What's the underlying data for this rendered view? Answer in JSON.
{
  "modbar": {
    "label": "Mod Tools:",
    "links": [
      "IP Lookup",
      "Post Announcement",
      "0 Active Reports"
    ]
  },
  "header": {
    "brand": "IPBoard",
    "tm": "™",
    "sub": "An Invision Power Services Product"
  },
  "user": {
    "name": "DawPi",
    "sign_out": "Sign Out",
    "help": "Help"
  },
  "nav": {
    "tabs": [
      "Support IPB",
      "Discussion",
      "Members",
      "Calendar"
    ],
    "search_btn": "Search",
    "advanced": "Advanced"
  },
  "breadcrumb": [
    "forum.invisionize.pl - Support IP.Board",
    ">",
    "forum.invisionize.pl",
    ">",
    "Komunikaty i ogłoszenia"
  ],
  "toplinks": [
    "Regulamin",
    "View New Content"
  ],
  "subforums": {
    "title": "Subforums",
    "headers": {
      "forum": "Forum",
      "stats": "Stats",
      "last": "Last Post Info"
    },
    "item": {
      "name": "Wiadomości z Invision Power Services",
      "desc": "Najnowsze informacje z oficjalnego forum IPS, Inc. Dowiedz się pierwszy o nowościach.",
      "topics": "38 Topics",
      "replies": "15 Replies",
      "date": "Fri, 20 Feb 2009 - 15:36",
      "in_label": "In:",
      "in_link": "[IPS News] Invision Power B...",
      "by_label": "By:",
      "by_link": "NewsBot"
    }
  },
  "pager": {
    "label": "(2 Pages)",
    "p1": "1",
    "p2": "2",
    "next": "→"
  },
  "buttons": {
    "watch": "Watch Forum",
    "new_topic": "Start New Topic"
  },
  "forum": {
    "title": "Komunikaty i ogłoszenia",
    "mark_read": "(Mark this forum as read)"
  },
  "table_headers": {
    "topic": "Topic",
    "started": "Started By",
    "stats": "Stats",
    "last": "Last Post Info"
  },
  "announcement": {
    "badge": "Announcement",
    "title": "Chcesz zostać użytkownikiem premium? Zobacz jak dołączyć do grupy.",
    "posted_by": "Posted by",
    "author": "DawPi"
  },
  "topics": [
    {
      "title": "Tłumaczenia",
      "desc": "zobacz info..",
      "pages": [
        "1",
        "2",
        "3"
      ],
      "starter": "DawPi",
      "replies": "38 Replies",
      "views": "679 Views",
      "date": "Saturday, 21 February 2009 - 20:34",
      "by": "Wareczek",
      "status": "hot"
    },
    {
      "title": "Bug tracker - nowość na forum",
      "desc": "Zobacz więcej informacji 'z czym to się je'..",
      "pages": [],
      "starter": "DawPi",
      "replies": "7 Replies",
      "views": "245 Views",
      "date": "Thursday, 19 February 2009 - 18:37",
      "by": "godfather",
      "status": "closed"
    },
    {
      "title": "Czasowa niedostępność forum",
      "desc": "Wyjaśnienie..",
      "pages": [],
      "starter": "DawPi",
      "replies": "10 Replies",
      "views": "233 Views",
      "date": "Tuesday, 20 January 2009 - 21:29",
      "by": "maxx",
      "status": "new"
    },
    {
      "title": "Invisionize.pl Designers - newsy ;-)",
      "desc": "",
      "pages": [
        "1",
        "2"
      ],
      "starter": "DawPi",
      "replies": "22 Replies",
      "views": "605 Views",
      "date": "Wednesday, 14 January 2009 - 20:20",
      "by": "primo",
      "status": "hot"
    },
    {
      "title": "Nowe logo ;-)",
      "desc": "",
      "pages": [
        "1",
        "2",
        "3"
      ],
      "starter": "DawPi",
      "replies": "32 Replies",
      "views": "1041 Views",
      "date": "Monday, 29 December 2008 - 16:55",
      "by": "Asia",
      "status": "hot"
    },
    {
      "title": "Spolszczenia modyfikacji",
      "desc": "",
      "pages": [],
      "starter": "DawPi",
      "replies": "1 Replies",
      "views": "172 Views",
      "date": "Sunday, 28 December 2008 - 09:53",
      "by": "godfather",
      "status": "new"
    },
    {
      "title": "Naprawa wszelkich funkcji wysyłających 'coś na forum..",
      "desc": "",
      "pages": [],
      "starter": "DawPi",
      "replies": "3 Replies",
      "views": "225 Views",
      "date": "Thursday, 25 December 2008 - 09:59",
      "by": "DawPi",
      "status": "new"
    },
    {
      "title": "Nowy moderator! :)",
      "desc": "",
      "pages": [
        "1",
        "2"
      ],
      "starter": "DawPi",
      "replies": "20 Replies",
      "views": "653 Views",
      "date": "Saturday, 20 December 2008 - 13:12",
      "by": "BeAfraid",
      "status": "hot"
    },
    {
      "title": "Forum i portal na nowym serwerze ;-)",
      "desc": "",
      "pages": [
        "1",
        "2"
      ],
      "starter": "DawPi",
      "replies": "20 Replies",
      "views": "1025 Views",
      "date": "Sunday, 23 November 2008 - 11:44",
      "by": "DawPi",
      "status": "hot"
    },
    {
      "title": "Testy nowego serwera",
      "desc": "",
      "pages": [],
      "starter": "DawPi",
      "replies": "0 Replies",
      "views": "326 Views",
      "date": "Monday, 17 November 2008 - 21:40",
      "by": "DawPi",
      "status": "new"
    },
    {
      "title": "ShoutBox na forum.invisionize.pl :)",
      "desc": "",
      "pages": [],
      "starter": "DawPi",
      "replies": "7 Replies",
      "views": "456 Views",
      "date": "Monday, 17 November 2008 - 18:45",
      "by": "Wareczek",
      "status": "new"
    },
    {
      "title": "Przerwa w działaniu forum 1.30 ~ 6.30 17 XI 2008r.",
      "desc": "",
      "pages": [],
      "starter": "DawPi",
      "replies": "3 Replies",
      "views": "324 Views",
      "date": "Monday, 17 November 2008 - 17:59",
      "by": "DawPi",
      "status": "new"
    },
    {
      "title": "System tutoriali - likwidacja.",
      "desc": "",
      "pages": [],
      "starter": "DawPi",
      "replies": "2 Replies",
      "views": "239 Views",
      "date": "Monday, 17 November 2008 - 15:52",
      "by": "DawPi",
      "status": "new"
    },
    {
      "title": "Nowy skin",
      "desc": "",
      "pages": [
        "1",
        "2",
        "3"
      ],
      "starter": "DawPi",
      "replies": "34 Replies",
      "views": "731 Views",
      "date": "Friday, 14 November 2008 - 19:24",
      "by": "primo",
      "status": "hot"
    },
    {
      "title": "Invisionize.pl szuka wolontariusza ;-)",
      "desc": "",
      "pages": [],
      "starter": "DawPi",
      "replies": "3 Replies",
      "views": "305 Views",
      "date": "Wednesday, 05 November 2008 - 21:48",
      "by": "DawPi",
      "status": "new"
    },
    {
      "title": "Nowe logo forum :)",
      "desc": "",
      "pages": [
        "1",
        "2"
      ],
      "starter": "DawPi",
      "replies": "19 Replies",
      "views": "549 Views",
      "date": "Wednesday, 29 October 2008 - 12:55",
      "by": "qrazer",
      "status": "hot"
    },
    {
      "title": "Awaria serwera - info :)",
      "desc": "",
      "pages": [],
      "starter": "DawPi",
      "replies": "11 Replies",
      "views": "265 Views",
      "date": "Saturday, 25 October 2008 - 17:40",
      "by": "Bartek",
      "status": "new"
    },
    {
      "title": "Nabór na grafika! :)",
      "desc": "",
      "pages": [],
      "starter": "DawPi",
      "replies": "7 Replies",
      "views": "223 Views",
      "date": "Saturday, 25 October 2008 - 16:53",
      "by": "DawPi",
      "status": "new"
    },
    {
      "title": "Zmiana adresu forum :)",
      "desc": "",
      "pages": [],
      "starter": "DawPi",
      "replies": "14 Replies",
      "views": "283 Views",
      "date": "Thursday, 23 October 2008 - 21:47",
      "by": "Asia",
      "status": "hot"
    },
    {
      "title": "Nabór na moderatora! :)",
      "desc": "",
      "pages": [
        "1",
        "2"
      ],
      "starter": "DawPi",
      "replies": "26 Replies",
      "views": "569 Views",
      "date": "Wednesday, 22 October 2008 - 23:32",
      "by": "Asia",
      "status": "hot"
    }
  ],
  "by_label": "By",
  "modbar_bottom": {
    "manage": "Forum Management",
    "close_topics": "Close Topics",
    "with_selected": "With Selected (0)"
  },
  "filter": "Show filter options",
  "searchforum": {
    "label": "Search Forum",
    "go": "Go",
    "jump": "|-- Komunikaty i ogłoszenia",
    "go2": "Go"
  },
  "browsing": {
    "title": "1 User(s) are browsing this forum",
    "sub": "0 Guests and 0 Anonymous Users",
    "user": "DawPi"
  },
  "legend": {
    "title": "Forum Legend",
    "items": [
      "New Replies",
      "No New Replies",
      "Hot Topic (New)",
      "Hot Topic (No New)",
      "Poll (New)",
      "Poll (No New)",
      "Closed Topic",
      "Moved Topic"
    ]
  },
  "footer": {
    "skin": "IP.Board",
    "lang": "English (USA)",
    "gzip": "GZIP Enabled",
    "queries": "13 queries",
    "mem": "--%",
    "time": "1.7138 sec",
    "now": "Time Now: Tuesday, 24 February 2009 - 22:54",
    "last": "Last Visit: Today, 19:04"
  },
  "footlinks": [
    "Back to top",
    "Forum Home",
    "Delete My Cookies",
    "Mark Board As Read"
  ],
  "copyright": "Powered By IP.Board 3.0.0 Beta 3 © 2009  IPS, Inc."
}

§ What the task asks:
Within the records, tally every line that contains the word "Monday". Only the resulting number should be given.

§ Task result:
5